History reflects that scorchingly hot summers and a major water shortage saw the advent of a new age in investments, as the birth of the very first passive fund in 1976 launched a $3.3 trillion evolution over the next 40 years.
We adapt and survive, recognizing that the complementary strengths of active asset allocation, within a passive / active combined investment theme, can offer a much wider bandwidth of investment capabilities for a full range of investment requirements.

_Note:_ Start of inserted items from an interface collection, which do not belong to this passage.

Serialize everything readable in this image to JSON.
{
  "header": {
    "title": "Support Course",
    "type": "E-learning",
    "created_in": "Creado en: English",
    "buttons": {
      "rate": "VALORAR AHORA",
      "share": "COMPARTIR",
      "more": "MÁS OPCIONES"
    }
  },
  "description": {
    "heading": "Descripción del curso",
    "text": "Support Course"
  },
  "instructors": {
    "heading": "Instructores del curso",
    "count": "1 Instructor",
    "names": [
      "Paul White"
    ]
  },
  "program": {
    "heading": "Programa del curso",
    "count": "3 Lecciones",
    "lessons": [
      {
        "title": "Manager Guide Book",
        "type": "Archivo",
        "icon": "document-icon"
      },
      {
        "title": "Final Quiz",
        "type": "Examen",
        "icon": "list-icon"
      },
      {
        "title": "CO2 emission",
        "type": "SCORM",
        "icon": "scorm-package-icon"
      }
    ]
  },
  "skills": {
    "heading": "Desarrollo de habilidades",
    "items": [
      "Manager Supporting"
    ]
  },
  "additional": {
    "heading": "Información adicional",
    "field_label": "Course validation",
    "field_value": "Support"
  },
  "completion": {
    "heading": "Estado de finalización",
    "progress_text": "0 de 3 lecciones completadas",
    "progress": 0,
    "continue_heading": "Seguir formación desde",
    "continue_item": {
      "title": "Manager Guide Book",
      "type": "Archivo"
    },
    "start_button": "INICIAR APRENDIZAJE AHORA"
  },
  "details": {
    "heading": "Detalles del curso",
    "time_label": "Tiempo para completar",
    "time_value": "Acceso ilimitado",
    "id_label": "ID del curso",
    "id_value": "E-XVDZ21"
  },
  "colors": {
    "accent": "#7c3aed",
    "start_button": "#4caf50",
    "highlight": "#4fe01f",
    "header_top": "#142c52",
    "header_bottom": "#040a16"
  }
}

When it comes to retirement, millennials have some lofty goals. According to a recent JPMorgan Chase & Co. study, today's 20- and 30-somethings are aiming to retire by age 60, nearly a decade sooner than their baby boomer counterparts. A Bankrate study published earlier this year found that just one third of 18 to 35-year-olds play the market. Among the top reasons for avoiding stocks? Millennials say they're too risky and they don't know enough about them to feel comfortable diving in. Steering away from actively trading individual stocks can minimize risk but retirement savings may suffer in the process. Investing passively, on the other hand, presents a middle ground for younger investors who don't want to shortchange their nest eggs.